Exercise brief
Your copy should match the entries exactly, with the pictures left out.

App and web page records
[Start of Attachment]

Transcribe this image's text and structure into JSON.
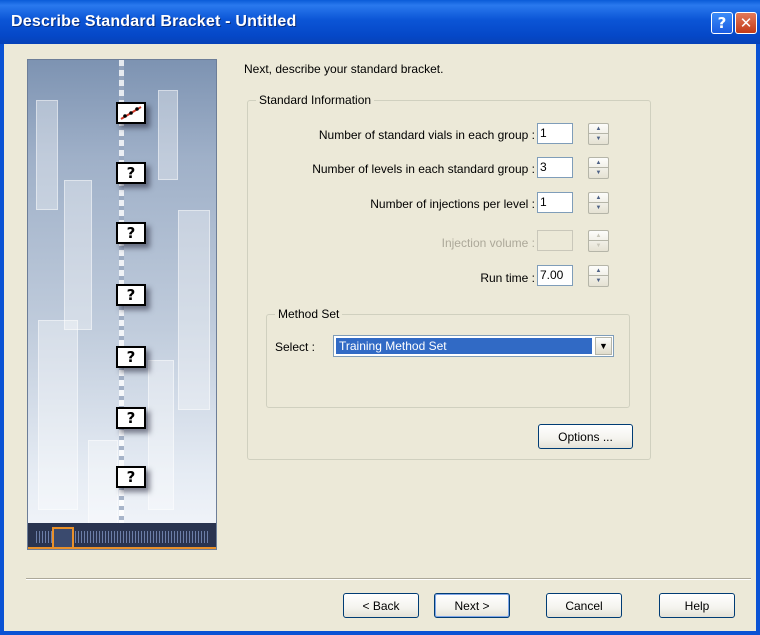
{
  "window": {
    "title": "Describe Standard Bracket - Untitled",
    "help_glyph": "?",
    "close_glyph": "✕"
  },
  "intro_text": "Next, describe your standard bracket.",
  "standard_info": {
    "group_label": "Standard Information",
    "rows": [
      {
        "label": "Number of standard vials in each group :",
        "value": "1",
        "enabled": true
      },
      {
        "label": "Number of levels in each standard group :",
        "value": "3",
        "enabled": true
      },
      {
        "label": "Number of injections per level :",
        "value": "1",
        "enabled": true
      },
      {
        "label": "Injection volume :",
        "value": "",
        "enabled": false
      },
      {
        "label": "Run time :",
        "value": "7.00",
        "enabled": true
      }
    ]
  },
  "method_set": {
    "group_label": "Method Set",
    "select_label": "Select :",
    "selected": "Training Method Set"
  },
  "options_button": "Options ...",
  "wizard_image": {
    "step_glyphs": [
      "/",
      "?",
      "?",
      "?",
      "?",
      "?",
      "?"
    ]
  },
  "footer": {
    "back": "< Back",
    "next": "Next >",
    "cancel": "Cancel",
    "help": "Help"
  },
  "colors": {
    "titlebar": "#0A5BD8",
    "dialog_bg": "#ECE9D8",
    "selection": "#316AC5"
  }
}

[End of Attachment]

Exercise solution
Transcribe this image's text and structure into JSON.
{
  "window": {
    "title": "Describe Standard Bracket - Untitled",
    "help_glyph": "?",
    "close_glyph": "✕"
  },
  "intro_text": "Next, describe your standard bracket.",
  "standard_info": {
    "group_label": "Standard Information",
    "rows": [
      {
        "label": "Number of standard vials in each group :",
        "value": "1",
        "enabled": true
      },
      {
        "label": "Number of levels in each standard group :",
        "value": "3",
        "enabled": true
      },
      {
        "label": "Number of injections per level :",
        "value": "1",
        "enabled": true
      },
      {
        "label": "Injection volume :",
        "value": "",
        "enabled": false
      },
      {
        "label": "Run time :",
        "value": "7.00",
        "enabled": true
      }
    ]
  },
  "method_set": {
    "group_label": "Method Set",
    "select_label": "Select :",
    "selected": "Training Method Set"
  },
  "options_button": "Options ...",
  "wizard_image": {
    "step_glyphs": [
      "/",
      "?",
      "?",
      "?",
      "?",
      "?",
      "?"
    ]
  },
  "footer": {
    "back": "< Back",
    "next": "Next >",
    "cancel": "Cancel",
    "help": "Help"
  },
  "colors": {
    "titlebar": "#0A5BD8",
    "dialog_bg": "#ECE9D8",
    "selection": "#316AC5"
  }
}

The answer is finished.